Many of us couldn’t wait for spring.

What the people in South Mountain didn’t ask for… their roads turned into rivers.

“I’ve never seen it like this in the five years that I’ve lived here,” says resident Terry Brophy.

A combination of melting snow, warmer weather and heavy rain has triggered flood watches along the River Valley, Cataraqui and South Nation watersheds.

“We monitor the water levels, we notify the municipalities and the residents in our watershed just to give them as much warning as we can,” says Jason Symington of South Nation Conservation.

The main issue right now is flooded roads pooling over from farmer’s fields in the area.

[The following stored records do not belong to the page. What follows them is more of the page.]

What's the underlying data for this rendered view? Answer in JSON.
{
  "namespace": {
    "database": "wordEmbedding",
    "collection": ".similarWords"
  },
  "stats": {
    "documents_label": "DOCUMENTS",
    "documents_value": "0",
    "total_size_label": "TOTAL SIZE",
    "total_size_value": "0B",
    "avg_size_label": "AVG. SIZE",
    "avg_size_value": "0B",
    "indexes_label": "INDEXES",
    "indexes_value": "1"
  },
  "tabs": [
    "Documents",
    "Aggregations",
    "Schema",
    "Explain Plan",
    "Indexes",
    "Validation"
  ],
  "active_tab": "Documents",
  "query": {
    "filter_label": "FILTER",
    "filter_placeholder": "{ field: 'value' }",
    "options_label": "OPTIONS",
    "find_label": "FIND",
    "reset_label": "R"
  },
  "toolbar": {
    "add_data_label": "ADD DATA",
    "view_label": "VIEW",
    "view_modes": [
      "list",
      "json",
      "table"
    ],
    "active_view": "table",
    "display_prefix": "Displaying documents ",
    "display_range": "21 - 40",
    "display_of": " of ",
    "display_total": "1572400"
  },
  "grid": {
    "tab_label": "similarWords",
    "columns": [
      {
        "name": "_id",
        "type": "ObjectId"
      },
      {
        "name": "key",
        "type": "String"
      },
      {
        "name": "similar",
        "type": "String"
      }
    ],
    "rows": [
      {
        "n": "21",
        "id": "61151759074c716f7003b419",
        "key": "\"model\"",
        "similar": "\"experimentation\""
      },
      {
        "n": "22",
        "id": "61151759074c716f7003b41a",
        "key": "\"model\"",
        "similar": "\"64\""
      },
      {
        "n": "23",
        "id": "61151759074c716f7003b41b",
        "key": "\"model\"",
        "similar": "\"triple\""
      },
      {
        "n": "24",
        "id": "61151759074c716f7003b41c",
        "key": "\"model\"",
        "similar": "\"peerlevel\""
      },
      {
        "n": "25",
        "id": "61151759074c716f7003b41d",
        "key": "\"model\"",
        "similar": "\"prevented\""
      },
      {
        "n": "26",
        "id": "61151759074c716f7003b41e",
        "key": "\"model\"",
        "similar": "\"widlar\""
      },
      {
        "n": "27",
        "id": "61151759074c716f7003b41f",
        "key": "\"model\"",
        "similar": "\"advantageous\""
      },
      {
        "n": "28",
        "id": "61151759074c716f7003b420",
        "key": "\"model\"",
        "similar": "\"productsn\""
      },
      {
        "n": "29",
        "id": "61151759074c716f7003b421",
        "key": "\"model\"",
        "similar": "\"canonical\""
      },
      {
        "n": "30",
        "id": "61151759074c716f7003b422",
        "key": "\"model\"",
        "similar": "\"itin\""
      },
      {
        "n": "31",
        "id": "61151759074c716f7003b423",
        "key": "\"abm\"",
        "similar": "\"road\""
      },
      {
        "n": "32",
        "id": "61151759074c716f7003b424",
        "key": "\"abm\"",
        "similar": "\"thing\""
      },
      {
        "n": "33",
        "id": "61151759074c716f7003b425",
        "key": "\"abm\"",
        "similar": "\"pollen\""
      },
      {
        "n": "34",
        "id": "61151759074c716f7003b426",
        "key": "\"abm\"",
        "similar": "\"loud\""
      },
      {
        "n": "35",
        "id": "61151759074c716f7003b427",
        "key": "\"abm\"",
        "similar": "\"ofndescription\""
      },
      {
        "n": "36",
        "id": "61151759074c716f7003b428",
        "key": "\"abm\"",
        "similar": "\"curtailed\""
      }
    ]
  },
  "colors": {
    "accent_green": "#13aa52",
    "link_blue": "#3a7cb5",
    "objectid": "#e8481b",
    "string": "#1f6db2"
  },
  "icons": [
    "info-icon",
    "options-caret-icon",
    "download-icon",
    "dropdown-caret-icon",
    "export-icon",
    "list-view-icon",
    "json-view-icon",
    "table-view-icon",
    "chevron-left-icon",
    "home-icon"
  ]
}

“You take the long way, you go two of three roads over to the next town and go around,” says resident Philip Pollock.

He lives on Bongers Rd. which is flooded as far as the eye can see. CTV News tried to drive through but had to stop around 300 metres in with the water levels reaching the bottom of the vehicle doors.

Residents on Hilly Lane near Kemptville have been advised that their access road will likely be submerged by Tuesday evening or Wednesday morning.

Don Russell said during the last flood, the water came up to the third step leading to his deck, and that  there's another concern that comes with a flood watch.

"The ice can come in, that's the thing and if the ice comes in it's going to do some damage and you can't stop it," Russell says.

The Rideau Valley Conservation authority says ice removal on the lower Rideau River was delayed because of cold weather throughout March.

Many residents moved their vehicles to the main road ahead of Hilly Lane becoming impassible.

With the rain continuing to fall, the flooding will continue.

South Nation says it will peak within the next 12-24 hours. The Cataraqui Region Conservation Authority says its flooding will peak in the next 48 hours. The Rideau Valley Conservation Authority says flooding will continue to rise until Sunday.

With a report from CTV’s John Hua.